IME for Bulgarian government measures: insufficient cost cut, insanity on the labor market
Ralitsa Kovacheva, 5 April 2010
The government’s crisis measures are not tailored to fit in the budget hole and cannot not fill it, according to the economists from the Institute for Market Economy. In their analysis of the 60 measures they commented that they are much broader than expected. In this sense the document “lost its focus on the budget, thus preventing the proposed measures from bringing the expected effect of about 1.6 billion levs additional income.”
According to the annalists, there is one leading anti-crisis and budgetary measure: 10% reduction of administrative expenditure. The government’s plans are that this would save 450 million levs (230 million euro) of the budget which is almost one third of the needed result. The question is where the rest of the money up to 1.6 billion levs (0.82 million euro) would come from.
The economists noted the aim of collecting half a billion levs from CO2 emissions sales as quite conditional. The other main source of revenues - privatization, even if it could contribute to the revenues that are needed, “it would be recorded in a footnote in the budget, i.e. as financing the deficit, not as budget revenue”.
The assessment of IME for the fiscal measures is positive in general, except for some completely unclear ones as: "Collection of additional internal and external financial resources in support of the fiscal reserve”. The analysts gave a negative assessment for: “Silver Fund investment regime liberalization which allows investing in low risk Bulgarian financial instruments.” According to the analysts this measure will not help the budget deficit, but rather poses a serious risk to it.

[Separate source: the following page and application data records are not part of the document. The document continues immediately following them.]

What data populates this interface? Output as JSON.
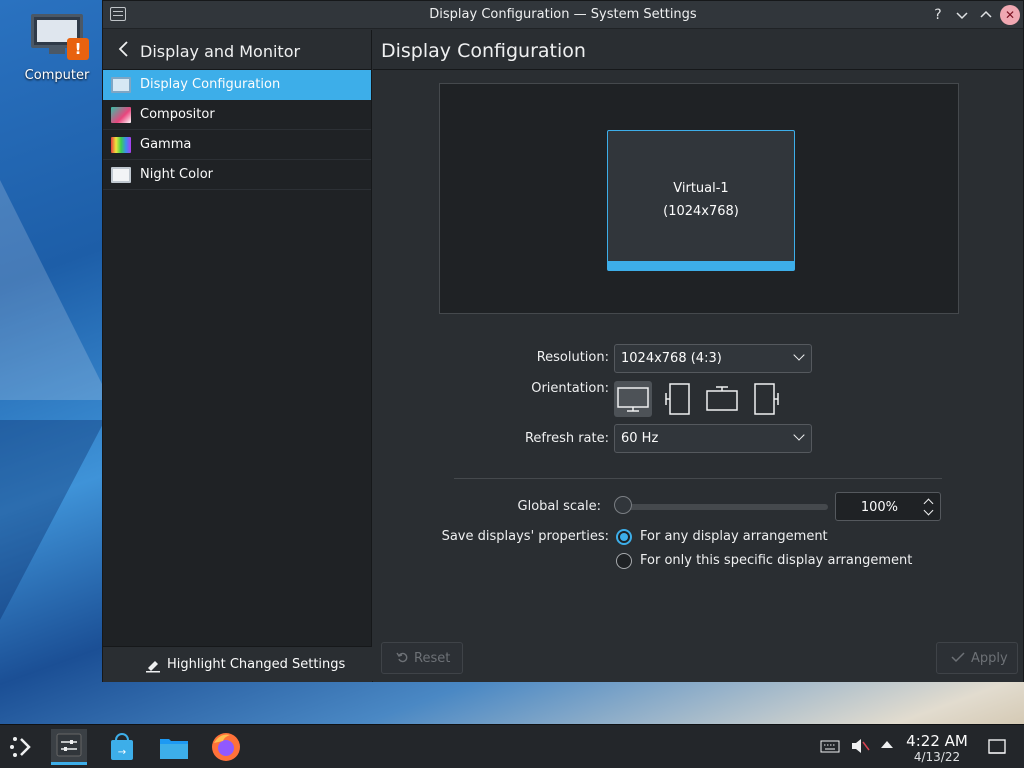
{
  "desktop": {
    "computer_icon_label": "Computer"
  },
  "window": {
    "title": "Display Configuration — System Settings",
    "help_glyph": "?",
    "minimize_glyph": "⌄",
    "maximize_glyph": "⌃",
    "close_glyph": "✕"
  },
  "sidebar": {
    "header": "Display and Monitor",
    "items": [
      {
        "label": "Display Configuration",
        "icon": "display-icon",
        "active": true
      },
      {
        "label": "Compositor",
        "icon": "compositor-icon",
        "active": false
      },
      {
        "label": "Gamma",
        "icon": "gamma-icon",
        "active": false
      },
      {
        "label": "Night Color",
        "icon": "night-color-icon",
        "active": false
      }
    ],
    "highlight_button": "Highlight Changed Settings"
  },
  "content": {
    "title": "Display Configuration",
    "preview": {
      "output_name": "Virtual-1",
      "output_resolution": "(1024x768)"
    },
    "resolution_label": "Resolution:",
    "resolution_value": "1024x768 (4:3)",
    "orientation_label": "Orientation:",
    "orientation_options": [
      "landscape",
      "portrait-left",
      "landscape-flipped",
      "portrait-right"
    ],
    "orientation_selected": "landscape",
    "refresh_label": "Refresh rate:",
    "refresh_value": "60 Hz",
    "scale_label": "Global scale:",
    "scale_value": "100%",
    "scale_slider_fraction": 0,
    "save_label": "Save displays' properties:",
    "save_options": [
      {
        "label": "For any display arrangement",
        "selected": true
      },
      {
        "label": "For only this specific display arrangement",
        "selected": false
      }
    ],
    "reset_button": "Reset",
    "apply_button": "Apply"
  },
  "taskbar": {
    "time": "4:22 AM",
    "date": "4/13/22"
  },
  "colors": {
    "accent": "#3daee9",
    "window_bg": "#2a2e32",
    "sidebar_bg": "#1f2225"
  }
}
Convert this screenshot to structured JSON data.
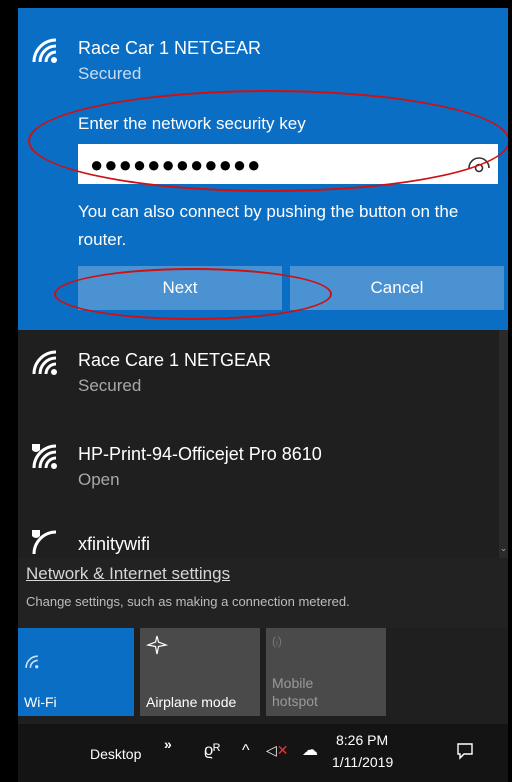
{
  "selected_network": {
    "name": "Race Car 1 NETGEAR",
    "status": "Secured",
    "key_label": "Enter the network security key",
    "key_value": "●●●●●●●●●●●●",
    "push_message": "You can also connect by pushing the button on the router.",
    "next_label": "Next",
    "cancel_label": "Cancel"
  },
  "networks": [
    {
      "name": "Race Care 1 NETGEAR",
      "status": "Secured"
    },
    {
      "name": "HP-Print-94-Officejet Pro 8610",
      "status": "Open"
    },
    {
      "name": "xfinitywifi",
      "status": ""
    }
  ],
  "settings": {
    "link": "Network & Internet settings",
    "description": "Change settings, such as making a connection metered."
  },
  "quick_actions": [
    {
      "label": "Wi-Fi",
      "state": "on",
      "icon": "wifi-icon"
    },
    {
      "label": "Airplane mode",
      "state": "off",
      "icon": "airplane-icon"
    },
    {
      "label": "Mobile hotspot",
      "state": "disabled",
      "icon": "hotspot-icon"
    }
  ],
  "taskbar": {
    "desktop_label": "Desktop",
    "overflow": "»",
    "time": "8:26 PM",
    "date": "1/11/2019"
  },
  "colors": {
    "accent": "#0a6ec4",
    "annotation": "#d01010"
  }
}
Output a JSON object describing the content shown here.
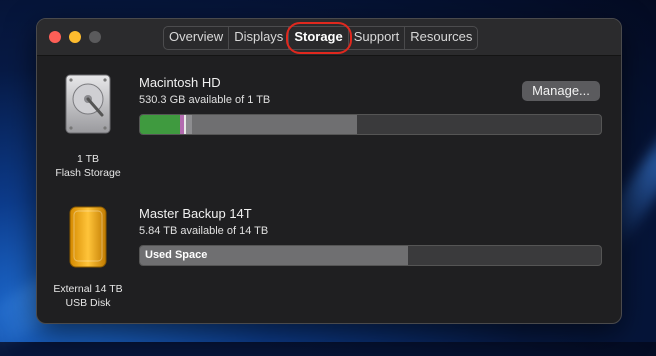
{
  "window": {
    "tabs": [
      {
        "label": "Overview"
      },
      {
        "label": "Displays"
      },
      {
        "label": "Storage",
        "selected": true
      },
      {
        "label": "Support"
      },
      {
        "label": "Resources"
      }
    ]
  },
  "drives": [
    {
      "name": "Macintosh HD",
      "available": "530.3 GB available of 1 TB",
      "caption_line1": "1 TB",
      "caption_line2": "Flash Storage",
      "icon": "hard-drive-icon",
      "button": "Manage...",
      "usage_fraction": 0.47
    },
    {
      "name": "Master Backup 14T",
      "available": "5.84 TB available of 14 TB",
      "caption_line1": "External 14 TB",
      "caption_line2": "USB Disk",
      "icon": "external-disk-icon",
      "bar_label": "Used Space",
      "usage_fraction": 0.58
    }
  ],
  "colors": {
    "apps": "#3f9a3f",
    "system": "#5a5a5c",
    "other": "#b36bb0",
    "used": "#6f6f71",
    "free": "#3a3a3c",
    "highlight": "#e0281e"
  }
}
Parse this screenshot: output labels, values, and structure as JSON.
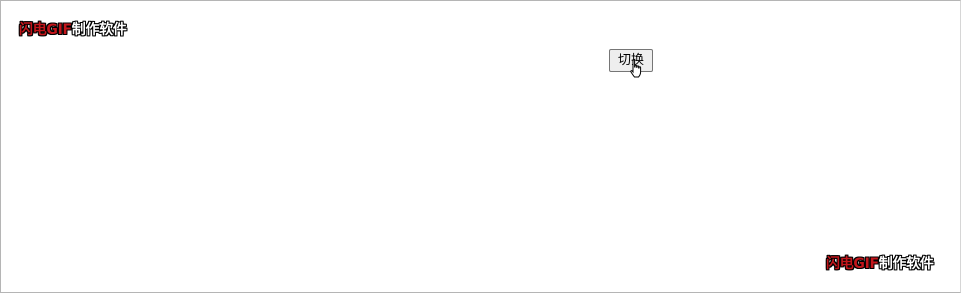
{
  "watermarks": {
    "top": {
      "brand": "闪电GIF",
      "rest": "制作软件"
    },
    "bottom": {
      "brand": "闪电GIF",
      "rest": "制作软件"
    }
  },
  "toggle_button": {
    "label": "切换"
  },
  "colors": {
    "brand_red": "#c4161c",
    "button_bg": "#eeeeee",
    "button_border": "#767676"
  },
  "icons": {
    "cursor": "hand-pointer-cursor-icon"
  }
}
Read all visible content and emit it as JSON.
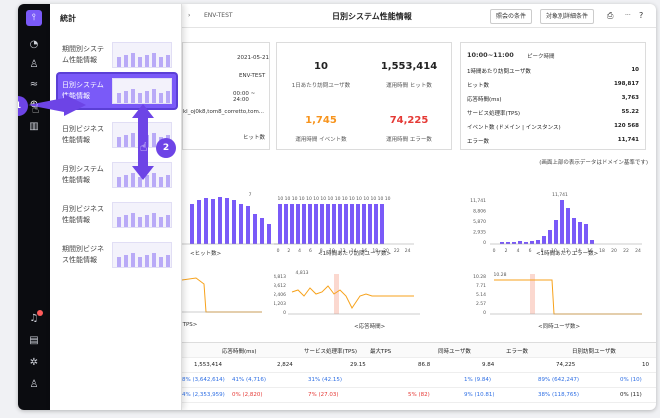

There is a critical attitude towards measures that allow different treatment of some social or business groups. For example, the change in the way of taxation of insurance premiums has been criticized by economists, arguing that "the insurance business is a business like any other and should be levied on its profits. Any other "balancing tricks,” show tendentious respect and a searching of victims.”
With regard to the so called luxury tax ("Doubling the tax for housing estimated to cost more than 300, 000 levs (153,000 euro) and the tax on cars with an insurance value of over 70 thousand (35,000 euro), tripling the tax on personal yachts and airplanes"), IME's position is clear:
“We have always defended the idea of tax equity, because the higher tax base anyway supposes higher absolute tax amount. Most likely local taxes collection would drop additionally and the final effect could be negative. Collecting additional tax on yachts and planes would be close to zero because these "luxury goods" can easily be registered in countries with more favourable taxation regime. A pure populist measure.”
Entirely positive is the assessment of the measures that lead to public spending cuts - as mentioned above, according to the analysts, this is the leading and the most important measure. Except the decision for “additional subsidy for the Ministry of Labour and Social Policy for activities of social assistance from the state budget”, arguing that “it is an enormous resource that would neutralize the effect of many of the positive measures.”
There is a 100 % support for the measures aimed at restoring state fiscal discipline, because they are related to the axioms - that contracts and deadlines must be respected.
The economists from IME are firmly against the increase of the capital of the Bulgarian Development Bank. This assessment is a logical consequence of IME's general position against the very existence of BDB and the controversial need of it: “The bank is not guided by market principles, politics is being involved which is worrying … One growing state bank hides many risks, not for the clients but for the taxpayers.”
Entirely negative is the assessment of the measures aimed at the labour market and those in support of the households. The liberal economists are consecutive and downright opponents of the trade union's dream of increasing minimal salary, which is about to be achieved by the crisis plan of the cabinet. But according to the Institute this would have the opposite effect, because it would lead to higher unemployment and increase grey economy. Removing the limit of compensations would reduce the stimulus for finding jobs and would lead to enormous budget spending, which will be paid by the people who are still working.
According to the economists, “one of the worst measures in the whole plan” is giving the Minister of Labour and Social Affairs more rights to dictate conditions to the private businesses in terms of salaries, working time etc. The sector organizations, that are monopolistic and quasi-state, should be completely removed, rather than get more power.
The good news is, that for now there would be no rising of basic taxes, but balancing the budget would require additional spending cut. According to the analysts, administration cuts are extremely necessary but insufficient to balance the budget. And the measures on labor market are defined like “insanity”.
“These are the measures expected to balance the budget, but they may be insufficient. Higher VAT is not a good idea; it has not been accepted by the society and may drop out. This means that the budget hole may not be filled in without spending more on extra related measures. The state should seriously reduce its expenditure. Everything else is secondary.”
The conclusion, according to IME: the budget is under a very serious treat!